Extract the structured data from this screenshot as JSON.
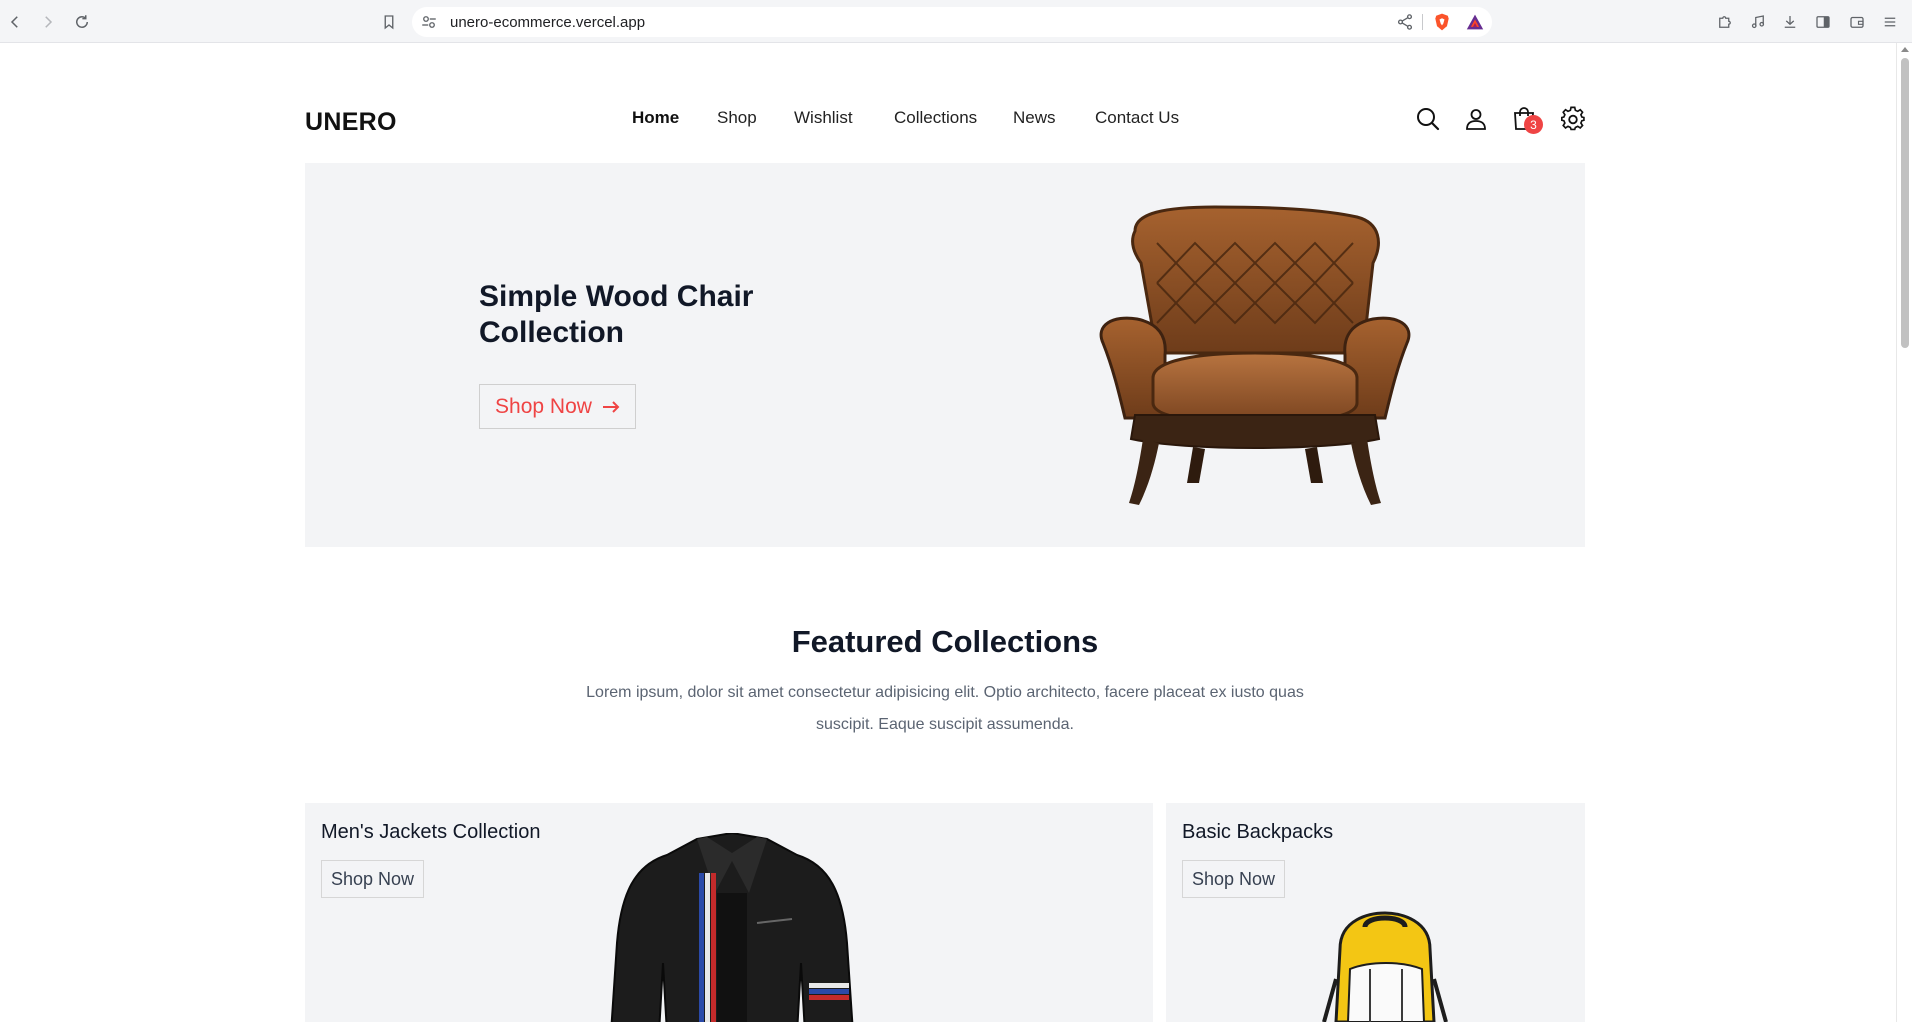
{
  "browser": {
    "url": "unero-ecommerce.vercel.app"
  },
  "header": {
    "logo": "UNERO",
    "nav": [
      "Home",
      "Shop",
      "Wishlist",
      "Collections",
      "News",
      "Contact Us"
    ],
    "active_nav": "Home",
    "cart_count": "3",
    "icons": [
      "search-icon",
      "user-icon",
      "cart-icon",
      "gear-icon"
    ]
  },
  "hero": {
    "title": "Simple Wood Chair Collection",
    "button_label": "Shop Now",
    "button_icon": "arrow-right-icon"
  },
  "featured": {
    "title": "Featured Collections",
    "description": "Lorem ipsum, dolor sit amet consectetur adipisicing elit. Optio architecto, facere placeat ex iusto quas suscipit. Eaque suscipit assumenda.",
    "cards": [
      {
        "title": "Men's Jackets Collection",
        "button_label": "Shop Now"
      },
      {
        "title": "Basic Backpacks",
        "button_label": "Shop Now"
      }
    ]
  },
  "colors": {
    "accent": "#ef4444",
    "panel_bg": "#f3f4f6",
    "text": "#111827",
    "muted": "#5b6472"
  }
}
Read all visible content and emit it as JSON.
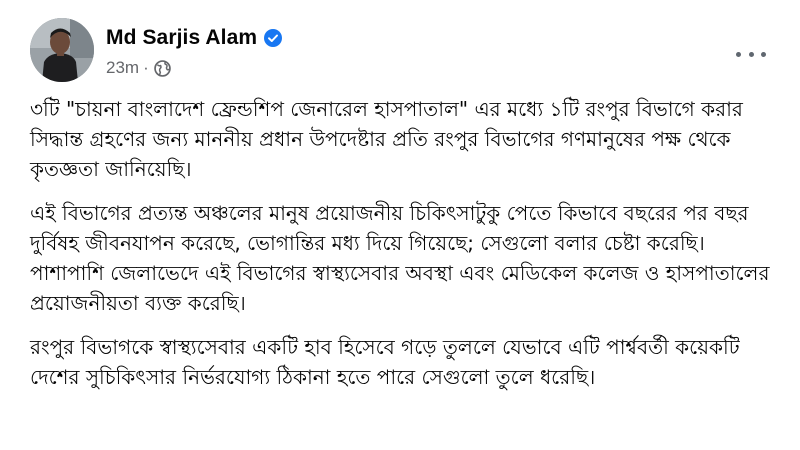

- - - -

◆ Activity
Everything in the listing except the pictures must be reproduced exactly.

◆ Solution for this exercise
Extract the structured data from this screenshot as JSON.
{
  "browser": {
    "url": "unero-ecommerce.vercel.app"
  },
  "header": {
    "logo": "UNERO",
    "nav": [
      "Home",
      "Shop",
      "Wishlist",
      "Collections",
      "News",
      "Contact Us"
    ],
    "active_nav": "Home",
    "cart_count": "3",
    "icons": [
      "search-icon",
      "user-icon",
      "cart-icon",
      "gear-icon"
    ]
  },
  "hero": {
    "title": "Simple Wood Chair Collection",
    "button_label": "Shop Now",
    "button_icon": "arrow-right-icon"
  },
  "featured": {
    "title": "Featured Collections",
    "description": "Lorem ipsum, dolor sit amet consectetur adipisicing elit. Optio architecto, facere placeat ex iusto quas suscipit. Eaque suscipit assumenda.",
    "cards": [
      {
        "title": "Men's Jackets Collection",
        "button_label": "Shop Now"
      },
      {
        "title": "Basic Backpacks",
        "button_label": "Shop Now"
      }
    ]
  },
  "colors": {
    "accent": "#ef4444",
    "panel_bg": "#f3f4f6",
    "text": "#111827",
    "muted": "#5b6472"
  }
}
Read all visible content and emit it as JSON.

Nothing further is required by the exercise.